Risk Modeling and Assessment
In June 1863, the Confederate States of America issued the Seven Percent Cotton Loan. The principal amount was not paid in Confederate dollars or payable at the Confederate capital of Richmond. Instead, the payments were set in sterling or French francs, in 40 installments to be paid in Paris, London, Amsterdam, or Frankfurt at the option of the bondholder. In addition, payment could be received in cotton, instead of currency, at the option of the bondholder at any time not later than six months after the ratification of a treaty of peace after the war.1
This bond structure reflects a keen sense by the issuer of the risks for the investor. The risk of devaluation was covered by payment in sterling or francs. The payment in cotton was a hedge against inflation. The option to convert at any time was a hedge against the fortunes of war and sovereign and political risk.

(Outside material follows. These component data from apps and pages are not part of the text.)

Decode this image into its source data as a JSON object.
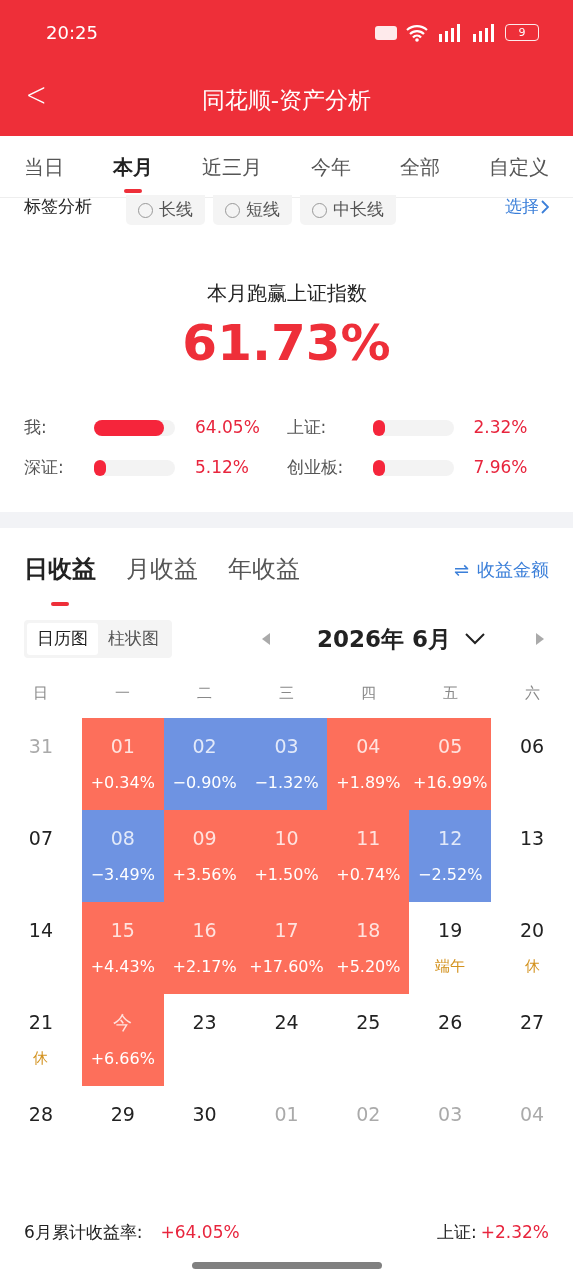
{
  "status_bar": {
    "time": "20:25",
    "battery": "9"
  },
  "header": {
    "back": "<",
    "title": "同花顺-资产分析"
  },
  "period_tabs": [
    {
      "label": "当日",
      "selected": false
    },
    {
      "label": "本月",
      "selected": true
    },
    {
      "label": "近三月",
      "selected": false
    },
    {
      "label": "今年",
      "selected": false
    },
    {
      "label": "全部",
      "selected": false
    },
    {
      "label": "自定义",
      "selected": false
    }
  ],
  "tag_filter": {
    "label": "标签分析",
    "options": [
      {
        "label": "长线",
        "checked": false
      },
      {
        "label": "短线",
        "checked": false
      },
      {
        "label": "中长线",
        "checked": false
      }
    ],
    "select": "选择"
  },
  "summary": {
    "title": "本月跑赢上证指数",
    "value": "61.73%"
  },
  "comparisons": [
    {
      "name": "我:",
      "level": 0.86,
      "value": "64.05%"
    },
    {
      "name": "上证:",
      "level": 0.15,
      "value": "2.32%"
    },
    {
      "name": "深证:",
      "level": 0.15,
      "value": "5.12%"
    },
    {
      "name": "创业板:",
      "level": 0.15,
      "value": "7.96%"
    }
  ],
  "income_tabs": [
    {
      "label": "日收益",
      "selected": true
    },
    {
      "label": "月收益",
      "selected": false
    },
    {
      "label": "年收益",
      "selected": false
    }
  ],
  "switch_link": {
    "icon": "⇌",
    "label": "收益金额"
  },
  "view_toggle": [
    {
      "label": "日历图",
      "selected": true
    },
    {
      "label": "柱状图",
      "selected": false
    }
  ],
  "month": "2026年 6月",
  "weekdays": [
    "日",
    "一",
    "二",
    "三",
    "四",
    "五",
    "六"
  ],
  "calendar": [
    {
      "day": "31",
      "kind": "other"
    },
    {
      "day": "01",
      "kind": "up",
      "change": "+0.34%"
    },
    {
      "day": "02",
      "kind": "down",
      "change": "−0.90%"
    },
    {
      "day": "03",
      "kind": "down",
      "change": "−1.32%"
    },
    {
      "day": "04",
      "kind": "up",
      "change": "+1.89%"
    },
    {
      "day": "05",
      "kind": "up",
      "change": "+16.99%"
    },
    {
      "day": "06",
      "kind": "plain"
    },
    {
      "day": "07",
      "kind": "plain"
    },
    {
      "day": "08",
      "kind": "down",
      "change": "−3.49%"
    },
    {
      "day": "09",
      "kind": "up",
      "change": "+3.56%"
    },
    {
      "day": "10",
      "kind": "up",
      "change": "+1.50%"
    },
    {
      "day": "11",
      "kind": "up",
      "change": "+0.74%"
    },
    {
      "day": "12",
      "kind": "down",
      "change": "−2.52%"
    },
    {
      "day": "13",
      "kind": "plain"
    },
    {
      "day": "14",
      "kind": "plain"
    },
    {
      "day": "15",
      "kind": "up",
      "change": "+4.43%"
    },
    {
      "day": "16",
      "kind": "up",
      "change": "+2.17%"
    },
    {
      "day": "17",
      "kind": "up",
      "change": "+17.60%"
    },
    {
      "day": "18",
      "kind": "up",
      "change": "+5.20%"
    },
    {
      "day": "19",
      "kind": "plain",
      "note": "端午"
    },
    {
      "day": "20",
      "kind": "plain",
      "note": "休"
    },
    {
      "day": "21",
      "kind": "plain",
      "note": "休"
    },
    {
      "day": "今",
      "kind": "up",
      "change": "+6.66%"
    },
    {
      "day": "23",
      "kind": "plain"
    },
    {
      "day": "24",
      "kind": "plain"
    },
    {
      "day": "25",
      "kind": "plain"
    },
    {
      "day": "26",
      "kind": "plain"
    },
    {
      "day": "27",
      "kind": "plain"
    },
    {
      "day": "28",
      "kind": "plain"
    },
    {
      "day": "29",
      "kind": "plain"
    },
    {
      "day": "30",
      "kind": "plain"
    },
    {
      "day": "01",
      "kind": "other"
    },
    {
      "day": "02",
      "kind": "other"
    },
    {
      "day": "03",
      "kind": "other"
    },
    {
      "day": "04",
      "kind": "other"
    }
  ],
  "footer": {
    "label": "6月累计收益率:",
    "value": "+64.05%",
    "index_label": "上证:",
    "index_value": "+2.32%"
  }
}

In this case the elements of risk can be seen, especially the information asymmetry about the state of the war. Clearly, European investors could not monitor how the war was going as well as the bond issuer, the Confederacy, could. In addition, the changing fortunes of the war over the period of the bond's lifetime suggest the dynamic character of risk and the constant need for updating of the decision framework and monitoring by the bond investor. In June 1863, the Confederate army at Vicksburg was still holding out against General Grant and General Robert E. Lee had just entered ...